You think you know, but you have no idea.
In this San Diego Explained, VOSD’s Andrew Keatts and NBC 7’s Catherine Garcia lay out the large-scale sweeps the Sheriff’s Department is conducting at trolley stations to try to catch ex-inmates committing crimes.
After talking with people leaving the Lemon Grove station following a Sheriff’s Department operation, all felt quite strongly that the reason they were stopped and harassed was that they were either a person of color, young, or both.
The Sheriff’s Department’s Operation Lemon Drop represents the most aggressive use of data and surveillance to catch potential bad guys. It also adds to the file of how law enforcement is keeping tabs on San Diegans.
Data shows MTS’s intense trolley enforcement efforts primarily happen downtown and in southeastern San Diego. Some residents there view MTS officers as a security force they must contend with constantly – even when they’re not doing anything wrong.
The sheriff uses data to track people it considers potential serious criminals, and initiates massive sweeps to try and catch them in the midst of an arrestable offense. In the process, thousands of residents are contacted by law enforcement just for being in a public place.
With some exceptions, ride-share services aren’t supposed to pick up people at Lindbergh Field. As you ponder transportation to and from the airport this holiday season, here are four things to know about Uber, Lyft and the airport.
Earlier this week, former San Diego planning director Bill Fulton made his opinion clear: The ruling against SANDAG’s long-term transportation plan is not only wrong – it’s dangerous.
As more people call Mission Valley home, it faces a crossroads: Will it become a livable neighborhood, or will it continue to be a throughway between the sprawled-out areas in San Diego?

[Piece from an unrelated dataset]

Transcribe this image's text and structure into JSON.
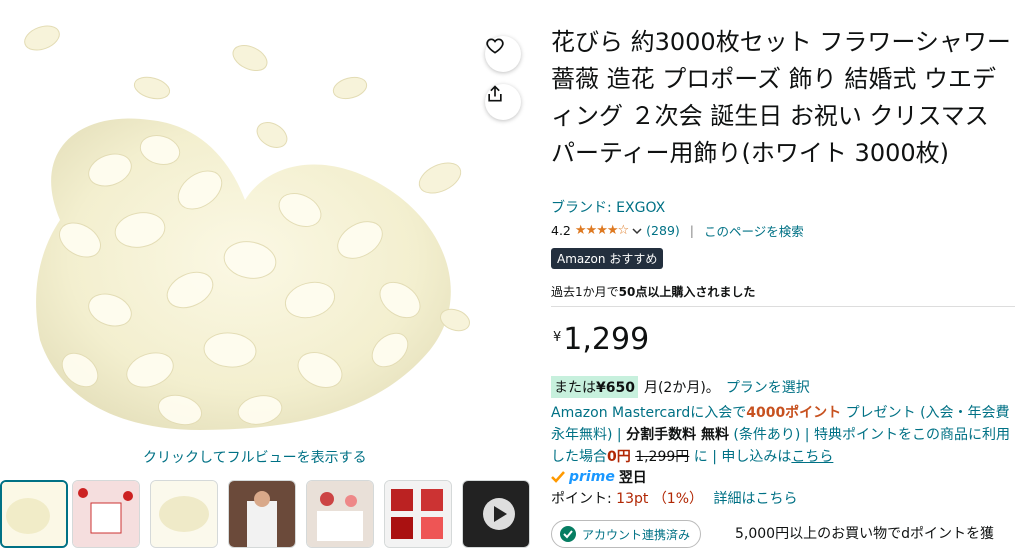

SANDAG is a political Never-Never Land: A place where everyone seems to agree. There are reasons for that. “If someone speaks out, they’re ostracized,” said one longtime board member.